Aboriginal Justice Agreement Nt

by admin on November 27, 2020

“How can you say, on the one hand, that we want to advance the emergency situation of our Aborigines and Torres Strait Islander by drawing up this agreement and, on the other hand, to say that we are not even prepared to put in place safe guards in juvenile justice legislation to implement the recommendations of a royal commission?” Evidence of a series of political failures by various governments in recent years has shown that the true principles of consultation and co-design are the key to any success. The agreement set a benchmark for genuine community consultation. We strongly support the agreement and the principle that “improving fairness for Aboriginal people can only be achieved if the NT government cooperates in partnership with the Aborigines to implement the AJA and Aboriginal leadership is essential.” In partnership with Aboriginal communities, the NT government is developing an Aboriginal judicial agreement. By all objective measures, we have failed our First Nations people. Territorial Aborigines are over-represented in the criminal justice system, both as offenders and as victims. The effects of historical policy, the forced removal of children from the family and the failure of the NT intervention (which completely undermined all principles or self-determination), combined with the fact that most Aboriginal Territories live in isolated or very remote communities, with limited resources and infrastructure, have immortalized this disadvantage. These have had a significant impact on generational dreams, loss and mourning. “The draft agreement is being developed for further consultations sometime in 2019,” he said. Aboriginal Justice Agreements (AJAs) was first established as a result of the Royal Commission into Aboriginal Deaths in Custody (RCIADIC), which presented its final report in 1991.

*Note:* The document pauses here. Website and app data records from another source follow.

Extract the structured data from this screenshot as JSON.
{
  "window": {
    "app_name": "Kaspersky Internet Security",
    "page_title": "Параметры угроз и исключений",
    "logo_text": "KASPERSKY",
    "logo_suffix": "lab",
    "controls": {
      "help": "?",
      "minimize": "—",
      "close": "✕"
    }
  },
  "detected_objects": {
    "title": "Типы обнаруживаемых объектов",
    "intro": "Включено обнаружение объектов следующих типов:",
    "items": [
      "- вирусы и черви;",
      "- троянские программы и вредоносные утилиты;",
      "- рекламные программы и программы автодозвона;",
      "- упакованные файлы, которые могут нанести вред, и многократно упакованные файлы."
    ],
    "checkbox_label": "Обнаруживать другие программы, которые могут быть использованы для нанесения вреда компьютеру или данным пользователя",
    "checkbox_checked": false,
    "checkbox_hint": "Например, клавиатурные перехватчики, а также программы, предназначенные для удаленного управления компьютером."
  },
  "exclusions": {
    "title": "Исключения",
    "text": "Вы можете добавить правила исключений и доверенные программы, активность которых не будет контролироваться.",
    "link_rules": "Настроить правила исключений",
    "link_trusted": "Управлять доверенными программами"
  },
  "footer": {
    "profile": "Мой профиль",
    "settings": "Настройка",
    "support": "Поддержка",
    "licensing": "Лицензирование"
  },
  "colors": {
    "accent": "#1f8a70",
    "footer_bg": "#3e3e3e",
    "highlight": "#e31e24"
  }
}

Six years later, high incarceration rates and deaths in Aboriginal custody led to a meeting of Torres Strait Aborigines and Islanders (ATSI). Following this meeting, it was recommended that each state and territory, in coordination with Aboriginal justice boards4 and relevant Aboriginal bodies, develop to improve the provision of programs and judicial outcomes for Aboriginal people.5 , with the exception of the Northern Territory, approved and adopted the recommendation for the implementation of strategic agreements in partnership with Aboriginal peoples. The Department of Justice is considering a number of proposals from the consultations, including the accommodation of alternatives outside the prison, the creation of local legal and judicial groups, and the extension of language interpretation services to police stations.

Previous post:

Next post: